How to complete this task:
Would you set down every entry shown below, precisely as written?
··· Data to process ···
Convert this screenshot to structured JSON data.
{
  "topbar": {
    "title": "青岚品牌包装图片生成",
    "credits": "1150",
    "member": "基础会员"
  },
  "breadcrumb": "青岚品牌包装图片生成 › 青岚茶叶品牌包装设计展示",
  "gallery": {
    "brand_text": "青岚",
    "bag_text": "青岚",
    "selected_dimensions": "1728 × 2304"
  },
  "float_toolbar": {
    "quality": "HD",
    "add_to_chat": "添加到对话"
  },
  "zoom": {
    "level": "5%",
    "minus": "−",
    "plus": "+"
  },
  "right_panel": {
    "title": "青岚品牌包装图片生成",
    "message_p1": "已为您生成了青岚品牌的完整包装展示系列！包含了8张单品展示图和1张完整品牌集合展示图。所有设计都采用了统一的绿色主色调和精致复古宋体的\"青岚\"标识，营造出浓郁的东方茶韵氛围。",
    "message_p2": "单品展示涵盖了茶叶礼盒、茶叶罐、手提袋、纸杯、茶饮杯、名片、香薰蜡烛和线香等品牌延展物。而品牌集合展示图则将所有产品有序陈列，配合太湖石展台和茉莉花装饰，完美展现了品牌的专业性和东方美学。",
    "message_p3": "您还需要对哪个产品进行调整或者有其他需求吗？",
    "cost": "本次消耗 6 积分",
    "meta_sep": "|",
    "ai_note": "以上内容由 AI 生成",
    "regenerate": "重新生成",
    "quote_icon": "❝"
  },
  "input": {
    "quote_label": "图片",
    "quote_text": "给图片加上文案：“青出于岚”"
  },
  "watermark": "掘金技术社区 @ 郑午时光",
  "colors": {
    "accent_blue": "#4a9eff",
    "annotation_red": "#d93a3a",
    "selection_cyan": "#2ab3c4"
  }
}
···
Exercise answer:
Convert this screenshot to structured JSON data.
{
  "topbar": {
    "title": "青岚品牌包装图片生成",
    "credits": "1150",
    "member": "基础会员"
  },
  "breadcrumb": "青岚品牌包装图片生成 › 青岚茶叶品牌包装设计展示",
  "gallery": {
    "brand_text": "青岚",
    "bag_text": "青岚",
    "selected_dimensions": "1728 × 2304"
  },
  "float_toolbar": {
    "quality": "HD",
    "add_to_chat": "添加到对话"
  },
  "zoom": {
    "level": "5%",
    "minus": "−",
    "plus": "+"
  },
  "right_panel": {
    "title": "青岚品牌包装图片生成",
    "message_p1": "已为您生成了青岚品牌的完整包装展示系列！包含了8张单品展示图和1张完整品牌集合展示图。所有设计都采用了统一的绿色主色调和精致复古宋体的\"青岚\"标识，营造出浓郁的东方茶韵氛围。",
    "message_p2": "单品展示涵盖了茶叶礼盒、茶叶罐、手提袋、纸杯、茶饮杯、名片、香薰蜡烛和线香等品牌延展物。而品牌集合展示图则将所有产品有序陈列，配合太湖石展台和茉莉花装饰，完美展现了品牌的专业性和东方美学。",
    "message_p3": "您还需要对哪个产品进行调整或者有其他需求吗？",
    "cost": "本次消耗 6 积分",
    "meta_sep": "|",
    "ai_note": "以上内容由 AI 生成",
    "regenerate": "重新生成",
    "quote_icon": "❝"
  },
  "input": {
    "quote_label": "图片",
    "quote_text": "给图片加上文案：“青出于岚”"
  },
  "watermark": "掘金技术社区 @ 郑午时光",
  "colors": {
    "accent_blue": "#4a9eff",
    "annotation_red": "#d93a3a",
    "selection_cyan": "#2ab3c4"
  }
}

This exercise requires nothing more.